SANTIAGO – A court in the northern Chilean town of Pozo Almonte ruled on Monday that the arrest of nine Bolivian government personnel during a border incident was legal and ordered the foreigners held for at least two additional days pending an investigation.
Chile contends the Bolivians – two soldiers and seven customs agents – were detained roughly 400 meters (yards) inside Chilean territory.
La Paz, meanwhile, insists that its citizens remained inside Bolivia and has demanded their immediate return.
The next hearing in the case is set for Wednesday in Pozo Almonte, prosecutors said.
The Bolivians “were in Chilean territory committing crimes,” President Michelle Bachelet told a press conference. “They wanted to steal nine cargo trucks and one was stolen.”
Her Bolivian counterpart, Evo Morales, described his compatriots in Chilean custody as “hostages of injustice.”
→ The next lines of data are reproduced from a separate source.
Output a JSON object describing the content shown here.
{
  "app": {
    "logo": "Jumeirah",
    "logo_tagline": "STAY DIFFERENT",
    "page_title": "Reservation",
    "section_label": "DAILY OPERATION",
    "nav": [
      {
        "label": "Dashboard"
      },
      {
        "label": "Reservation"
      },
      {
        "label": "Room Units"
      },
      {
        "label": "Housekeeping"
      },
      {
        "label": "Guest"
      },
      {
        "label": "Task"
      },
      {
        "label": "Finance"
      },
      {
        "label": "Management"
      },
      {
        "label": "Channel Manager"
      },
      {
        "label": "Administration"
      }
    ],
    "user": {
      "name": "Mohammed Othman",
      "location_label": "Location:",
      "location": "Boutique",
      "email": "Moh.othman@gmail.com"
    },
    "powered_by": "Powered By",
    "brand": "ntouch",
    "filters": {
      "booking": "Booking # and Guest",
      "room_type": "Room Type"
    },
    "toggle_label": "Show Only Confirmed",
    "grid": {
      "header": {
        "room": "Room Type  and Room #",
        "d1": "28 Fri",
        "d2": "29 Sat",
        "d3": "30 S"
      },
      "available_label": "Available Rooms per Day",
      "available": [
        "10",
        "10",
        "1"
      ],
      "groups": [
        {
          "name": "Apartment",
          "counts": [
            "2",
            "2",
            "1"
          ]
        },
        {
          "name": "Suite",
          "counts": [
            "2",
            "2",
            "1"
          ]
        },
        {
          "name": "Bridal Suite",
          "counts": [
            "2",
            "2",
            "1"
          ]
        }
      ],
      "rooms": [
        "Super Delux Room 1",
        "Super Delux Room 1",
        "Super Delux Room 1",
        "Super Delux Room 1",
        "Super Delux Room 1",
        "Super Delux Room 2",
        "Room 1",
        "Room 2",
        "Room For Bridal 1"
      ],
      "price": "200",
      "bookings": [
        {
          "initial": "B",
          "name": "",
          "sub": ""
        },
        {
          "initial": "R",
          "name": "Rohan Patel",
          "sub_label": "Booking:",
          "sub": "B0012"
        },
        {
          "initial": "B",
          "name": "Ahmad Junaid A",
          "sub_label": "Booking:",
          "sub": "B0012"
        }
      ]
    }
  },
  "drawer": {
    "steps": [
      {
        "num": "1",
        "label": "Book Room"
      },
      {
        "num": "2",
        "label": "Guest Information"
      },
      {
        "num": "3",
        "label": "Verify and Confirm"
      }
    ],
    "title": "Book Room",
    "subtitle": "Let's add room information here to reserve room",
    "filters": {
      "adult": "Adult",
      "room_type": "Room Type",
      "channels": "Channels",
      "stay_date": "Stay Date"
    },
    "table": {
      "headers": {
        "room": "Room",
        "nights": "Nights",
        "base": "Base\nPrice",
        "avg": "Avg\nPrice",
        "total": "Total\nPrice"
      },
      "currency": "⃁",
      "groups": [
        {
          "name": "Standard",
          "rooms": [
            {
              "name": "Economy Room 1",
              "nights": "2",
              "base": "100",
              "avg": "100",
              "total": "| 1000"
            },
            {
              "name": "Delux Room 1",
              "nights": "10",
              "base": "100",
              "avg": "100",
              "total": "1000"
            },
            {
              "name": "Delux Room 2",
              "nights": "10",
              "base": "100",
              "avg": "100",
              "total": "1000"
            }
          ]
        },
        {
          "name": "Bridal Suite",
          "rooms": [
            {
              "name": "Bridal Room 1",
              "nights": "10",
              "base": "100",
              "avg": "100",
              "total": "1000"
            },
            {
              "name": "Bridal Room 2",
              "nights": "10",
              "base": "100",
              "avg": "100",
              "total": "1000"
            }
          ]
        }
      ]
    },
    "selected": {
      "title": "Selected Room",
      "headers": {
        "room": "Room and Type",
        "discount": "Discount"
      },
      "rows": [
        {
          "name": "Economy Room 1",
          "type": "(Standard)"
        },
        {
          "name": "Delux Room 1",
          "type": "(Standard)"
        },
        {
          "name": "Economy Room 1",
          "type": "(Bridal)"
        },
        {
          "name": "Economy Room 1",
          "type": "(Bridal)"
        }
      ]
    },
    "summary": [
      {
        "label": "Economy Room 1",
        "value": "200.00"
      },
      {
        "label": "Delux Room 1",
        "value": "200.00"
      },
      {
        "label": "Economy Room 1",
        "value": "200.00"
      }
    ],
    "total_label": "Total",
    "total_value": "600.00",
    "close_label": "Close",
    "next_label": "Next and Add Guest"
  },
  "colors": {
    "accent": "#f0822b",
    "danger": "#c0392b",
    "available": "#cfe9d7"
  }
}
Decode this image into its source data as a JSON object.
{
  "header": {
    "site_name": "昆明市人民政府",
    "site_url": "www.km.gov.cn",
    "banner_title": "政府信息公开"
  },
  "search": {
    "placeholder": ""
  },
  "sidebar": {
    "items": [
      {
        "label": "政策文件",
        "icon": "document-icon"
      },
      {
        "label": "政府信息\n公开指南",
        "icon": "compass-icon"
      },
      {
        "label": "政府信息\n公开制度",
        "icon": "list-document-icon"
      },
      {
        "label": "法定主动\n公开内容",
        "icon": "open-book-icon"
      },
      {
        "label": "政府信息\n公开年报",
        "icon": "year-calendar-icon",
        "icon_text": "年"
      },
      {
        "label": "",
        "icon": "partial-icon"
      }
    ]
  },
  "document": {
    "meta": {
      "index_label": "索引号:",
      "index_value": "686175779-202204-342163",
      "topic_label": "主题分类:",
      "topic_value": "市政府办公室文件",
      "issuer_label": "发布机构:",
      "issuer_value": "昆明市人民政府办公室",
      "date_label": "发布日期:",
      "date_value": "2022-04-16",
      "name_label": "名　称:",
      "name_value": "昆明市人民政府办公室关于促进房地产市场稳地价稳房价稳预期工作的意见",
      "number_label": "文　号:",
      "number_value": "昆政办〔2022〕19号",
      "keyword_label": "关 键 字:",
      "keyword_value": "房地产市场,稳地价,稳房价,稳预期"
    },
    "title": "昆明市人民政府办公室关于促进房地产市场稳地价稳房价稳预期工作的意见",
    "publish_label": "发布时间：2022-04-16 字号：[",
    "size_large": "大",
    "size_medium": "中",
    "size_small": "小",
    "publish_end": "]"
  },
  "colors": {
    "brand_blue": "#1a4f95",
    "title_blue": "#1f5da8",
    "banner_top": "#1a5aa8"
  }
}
“Chile, with its vocation of aggression against Bolivia, is showing nervousness ahead of the force of our response in The Hague,” Morales said on Twitter a day before his government is due to present a new submission to the International Court of Justice in connection with La Paz’s demand for the return of the Pacific coastline it lost to Santiago in a 19th-century war.
Bachelet said she had not been in touch with Morales about the border flap and that it would up to the Chilean courts to determine the truth.
Facing reporters earlier Monday, Bolivian Vice President Alvaro Garcia Linera said that the soldiers and customs agents were detained on their own country’s territory while attempting to inspect three contraband-laden trucks as they crossed the border from Chile.
The vice president said the Bolivian military has GPS-verified photographs proving that the soldiers never entered Chilean territory without authorization.